What SaaS really means for your software asset management strategy
Software asset management? Cost optimization? With the growing use of SaaS (software as a service), that’s no longer an issue, because you know exactly what you pay for, right? I would like to undeceive cloud promotors. Of course subscription cloud solutions deliver huge benefits to organizations, but at the same time it is more important than ever to manage your costs and to get insight in spend.
Capex and opex
Any CIO or SAM manager distinguishes between capex and opex. These are standard terms of the financial world which stand for capital expenditure (investments) and operating expenditure (recurrent costs). A simple example: the purchase of a printer falls under capex, the purchase of toner and paper falls under opex. It is the same for software licenses: the purchase price of software is capex, while spending on support is seen as opex. If you want to gain insight into your software costs and usage and limit risks or optimize costs based on that, it is crucial to distinguish between capex and opex.
Highest profit on the opex side
Traditionally - meaning in the 'old' licensing model of software giants such as Oracle and Microsoft - cost optimization and savings can be achieved mainly on the opex side. An investment is done once, even if it is spread over five accounting years. Support costs and other recurring expenses, however, come back periodically, so there are more opportunities for savings.
The lifespan of enterprise software is on average ten to fifteen years. In practice, support is mainly used in the first five years. If equal support costs are paid until the end of the lifespan, the cost per support request eventually will skyrocket. You could then decide to buy support with a cheaper third party or even to discontinue support. It also often happens that support costs for a certain product are still paid while the software is no longer used in your organization.
SaaS = more opex
Meet SaaS. The licensing landscape is undergoing major changes. More and more organizations move to cloud solutions with a subscription model and software giants such as Oracle, IBM and Microsoft actively offer SaaS packages. For your total software spend, this means that the opex part is becoming bigger and the capex part is becoming smaller. There are hardly any investments after all, you only pay for the number of people that will use the software that runs somewhere in the cloud. However, it is naive to think that buying a SaaS solution means there is no longer a compliance problem and that cost savings may not be possible.
In fact, with the growth of SaaS, your understanding of software expenditure is even more important than ever. The reason is simple. Your opex becomes higher, so the CIO or SAM Manager - or whoever has the responsibility in your organization - will manage a greater amount of recurring costs, even if your total software expenditure (capex + opex) is lower. Moreover, the impact of any cost-saving measure is also greater because the value per unit or user in the SaaS model is greater than in the traditional licensing model. The following example will make this more concrete.

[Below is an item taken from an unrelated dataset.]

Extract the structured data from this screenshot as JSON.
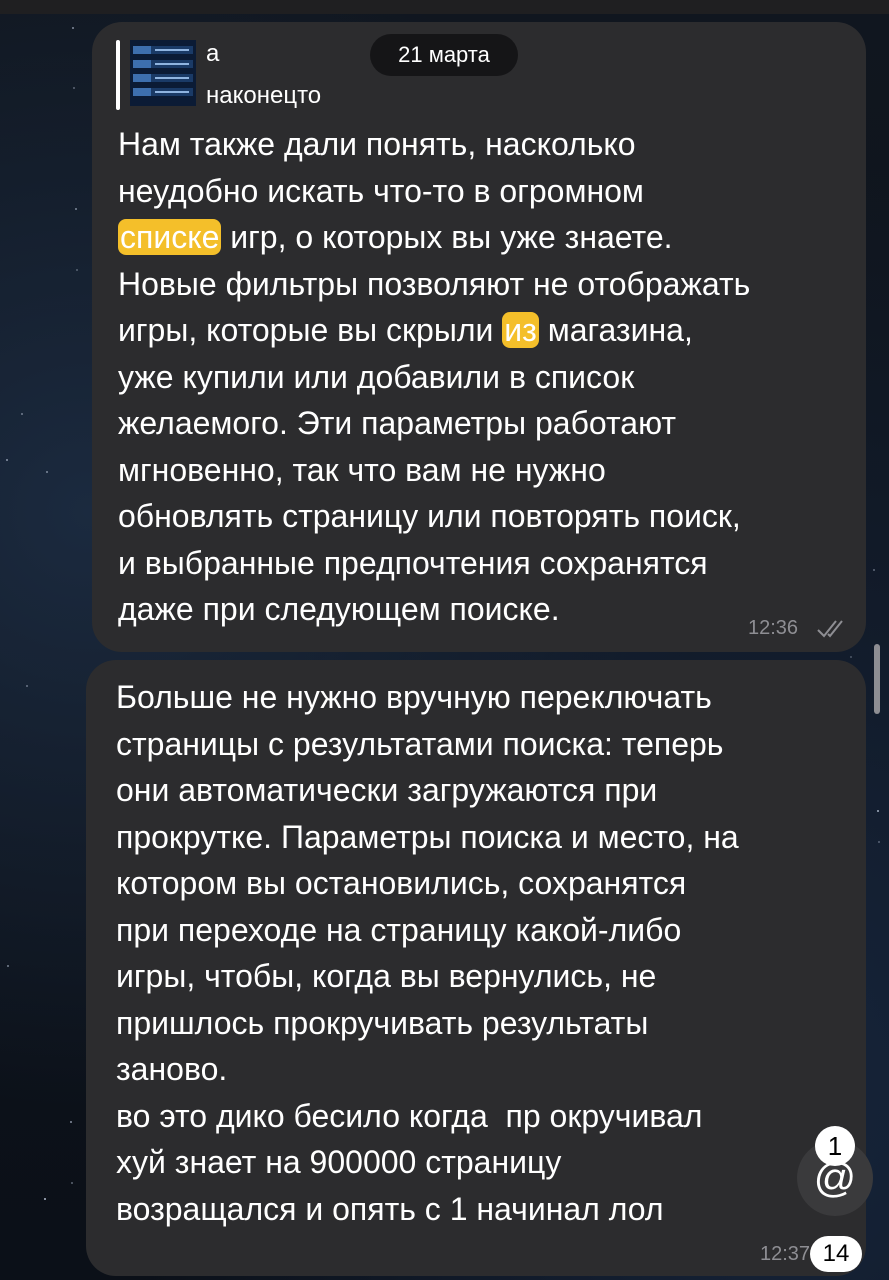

Imagine that in the 'old' licensing situation your overall software budget was a million euro. 33 percent of which was for hardware, 33 software and 34 staff. Now, with a SaaS subscription, eight hundred thousand euros is sufficient. Hardware costs are gone, even though you should book another two hundred thousand euros for staff, the software share is thus much larger, about six hundred thousand euros. Suppose you can save 10 percent because it appears that fewer people are using the software product than initially thought, the effect thereof is so much larger. A simple calculation: 10 percent of six hundred thousand is more than 10 percent of 330,000.
Compliance issues are also possible with SaaS
In addition, it is a popular belief that you can never pay too little if you switch to SaaS. And although this applies to some SaaS solutions, there is also software where this is certainly not the case. This mainly involves SaaS solutions that deliver more technology components (such as databases) than applications. In that case it is certainly possible to start using software components without having to immediately pay or make changes for which an invoice will follow later.
This is also clearly stated in the SaaS agreements whereby a supplier can determine himself when he will act (at a time when you least expect it). Blindly assuming that compliance issues are history is not wise.
Moreover, SaaS does not replace all
Especially in large organizations, it is unlikely that all software will be replaced by SaaS solutions. Much more likely is a situation where new SaaS solutions are deployed alongside existing on-premises systems. Or maybe you choose a new financial tool in the cloud, but you would still want to maintain access to the old system. There are many variations and combinations, but in each situation, you should keep asking yourself: do I have insight in my costs and software use?
This article is also published in Dutch on Computable.nl